The parish was formerly partly in Northamptonshire and partly in Huntingdonshire, the church being in the latter county. In 1888 the Huntingdonshire part was transferred to Northamptonshire. Thurning's split status was already apparent in the Domesday Survey. In 1086 half a hide belonged to the manor of Oundle (Northants), held by Peterborough Abbey; 5 hides were held from Eustace, Sheriff of Huntingdon, by Alvred and Joscelin; and a hide and a half was held by Eustace from Crowland Abbey. The soke of the two last holdings was in the king's manor of Alconbury (Hunts). The first reference to the church occurs in 1186 in a dispute over tithes between the priest of Thurning and the rector of Hemington.

Benefice of Barnwell with Tichmarsh, Thurning and Clopton.


Interior Features


Chancel arch/Apse arches




The angle colonnettes of the font are possibly reused. Originally, they may have comprised two octagonal shafts, each with an attic base and a carved capital. These elements probably date from c.1180-1200, while the font to which they now belong is clearly later.

RCHME Report, uncatalogued.
Victoria County History: Northamptonshire, III (1930), 111-13.
N. Pevsner, The Buildings of England.
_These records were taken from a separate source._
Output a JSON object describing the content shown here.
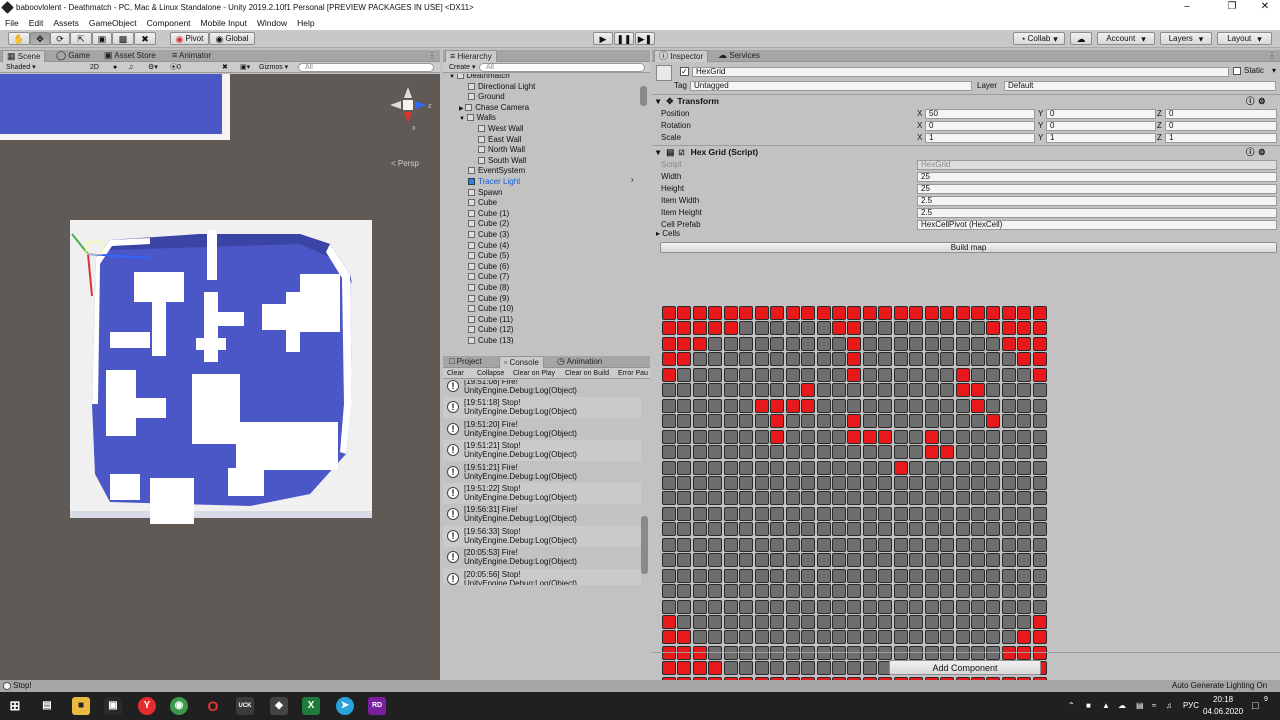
{
  "window": {
    "title": "baboovlolent - Deathmatch - PC, Mac & Linux Standalone - Unity 2019.2.10f1 Personal [PREVIEW PACKAGES IN USE] <DX11>"
  },
  "menu": [
    "File",
    "Edit",
    "Assets",
    "GameObject",
    "Component",
    "Mobile Input",
    "Window",
    "Help"
  ],
  "toolbar": {
    "pivot": "Pivot",
    "global": "Global",
    "collab": "Collab",
    "account": "Account",
    "layers": "Layers",
    "layout": "Layout"
  },
  "scene": {
    "tabs": [
      "Scene",
      "Game",
      "Asset Store",
      "Animator"
    ],
    "shading": "Shaded",
    "mode2d": "2D",
    "gizmos": "Gizmos",
    "search": "All",
    "fx_count": "0",
    "persp": "Persp"
  },
  "hierarchy": {
    "tab": "Hierarchy",
    "create": "Create",
    "search": "All",
    "items": [
      {
        "label": "Deathmatch",
        "depth": 0,
        "arrow": "▼"
      },
      {
        "label": "Directional Light",
        "depth": 1
      },
      {
        "label": "Ground",
        "depth": 1
      },
      {
        "label": "Chase Camera",
        "depth": 1,
        "arrow": "▶"
      },
      {
        "label": "Walls",
        "depth": 1,
        "arrow": "▼"
      },
      {
        "label": "West Wall",
        "depth": 2
      },
      {
        "label": "East Wall",
        "depth": 2
      },
      {
        "label": "North Wall",
        "depth": 2
      },
      {
        "label": "South Wall",
        "depth": 2
      },
      {
        "label": "EventSystem",
        "depth": 1
      },
      {
        "label": "Tracer Light",
        "depth": 1,
        "selected": true
      },
      {
        "label": "Spawn",
        "depth": 1
      },
      {
        "label": "Cube",
        "depth": 1
      },
      {
        "label": "Cube (1)",
        "depth": 1
      },
      {
        "label": "Cube (2)",
        "depth": 1
      },
      {
        "label": "Cube (3)",
        "depth": 1
      },
      {
        "label": "Cube (4)",
        "depth": 1
      },
      {
        "label": "Cube (5)",
        "depth": 1
      },
      {
        "label": "Cube (6)",
        "depth": 1
      },
      {
        "label": "Cube (7)",
        "depth": 1
      },
      {
        "label": "Cube (8)",
        "depth": 1
      },
      {
        "label": "Cube (9)",
        "depth": 1
      },
      {
        "label": "Cube (10)",
        "depth": 1
      },
      {
        "label": "Cube (11)",
        "depth": 1
      },
      {
        "label": "Cube (12)",
        "depth": 1
      },
      {
        "label": "Cube (13)",
        "depth": 1
      },
      {
        "label": "HexGrid",
        "depth": 1
      }
    ]
  },
  "console": {
    "tabs": [
      "Project",
      "Console",
      "Animation"
    ],
    "buttons": [
      "Clear",
      "Collapse",
      "Clear on Play",
      "Clear on Build",
      "Error Pau"
    ],
    "entries": [
      {
        "line1": "[19:51:08] Fire!",
        "line2": "UnityEngine.Debug:Log(Object)"
      },
      {
        "line1": "[19:51:18] Stop!",
        "line2": "UnityEngine.Debug:Log(Object)"
      },
      {
        "line1": "[19:51:20] Fire!",
        "line2": "UnityEngine.Debug:Log(Object)"
      },
      {
        "line1": "[19:51:21] Stop!",
        "line2": "UnityEngine.Debug:Log(Object)"
      },
      {
        "line1": "[19:51:21] Fire!",
        "line2": "UnityEngine.Debug:Log(Object)"
      },
      {
        "line1": "[19:51:22] Stop!",
        "line2": "UnityEngine.Debug:Log(Object)"
      },
      {
        "line1": "[19:56:31] Fire!",
        "line2": "UnityEngine.Debug:Log(Object)"
      },
      {
        "line1": "[19:56:33] Stop!",
        "line2": "UnityEngine.Debug:Log(Object)"
      },
      {
        "line1": "[20:05:53] Fire!",
        "line2": "UnityEngine.Debug:Log(Object)"
      },
      {
        "line1": "[20:05:56] Stop!",
        "line2": "UnityEngine.Debug:Log(Object)"
      }
    ]
  },
  "inspector": {
    "tabs": [
      "Inspector",
      "Services"
    ],
    "object_name": "HexGrid",
    "static": "Static",
    "tag_label": "Tag",
    "tag_value": "Untagged",
    "layer_label": "Layer",
    "layer_value": "Default",
    "transform": {
      "title": "Transform",
      "rows": [
        {
          "label": "Position",
          "x": "50",
          "y": "0",
          "z": "0"
        },
        {
          "label": "Rotation",
          "x": "0",
          "y": "0",
          "z": "0"
        },
        {
          "label": "Scale",
          "x": "1",
          "y": "1",
          "z": "1"
        }
      ]
    },
    "script": {
      "title": "Hex Grid (Script)",
      "rows": [
        {
          "label": "Script",
          "value": "HexGrid",
          "disabled": true
        },
        {
          "label": "Width",
          "value": "25"
        },
        {
          "label": "Height",
          "value": "25"
        },
        {
          "label": "Item Width",
          "value": "2.5"
        },
        {
          "label": "Item Height",
          "value": "2.5"
        },
        {
          "label": "Cell Prefab",
          "value": "HexCellPivot (HexCell)"
        }
      ],
      "cells_label": "Cells",
      "build_button": "Build map"
    },
    "grid": [
      "1111111111111111111111111",
      "1111100000011000000001111",
      "1110000000001000000000111",
      "1100000000001000000000011",
      "1000000000001000000100001",
      "0000000001000000000110000",
      "0000001111000000000010000",
      "0000000100001000000001000",
      "0000000100001110010000000",
      "0000000000000000011000000",
      "0000000000000001000000000",
      "0000000000000000000000000",
      "0000000000000000000000000",
      "0000000000000000000000000",
      "0000000000000000000000000",
      "0000000000000000000000000",
      "0000000000000000000000000",
      "0000000000000000000000000",
      "0000000000000000000000000",
      "0000000000000000000000000",
      "1000000000000000000000001",
      "1100000000000000000000011",
      "1110000000000000000000111",
      "1111000000000000000001111",
      "1111111111111111111111111"
    ],
    "add_component": "Add Component"
  },
  "colors": {
    "wall": "#e8181b",
    "floor": "#6e6e6e",
    "ground": "#4b57c7"
  },
  "status": {
    "message": "Stop!",
    "right": "Auto Generate Lighting On"
  },
  "taskbar": {
    "time": "20:18",
    "date": "04.06.2020",
    "lang": "РУС",
    "notify": "9"
  }
}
Northamptonshire, Harmondsworth,1961, rev. by B. Cherry, 1973, 431.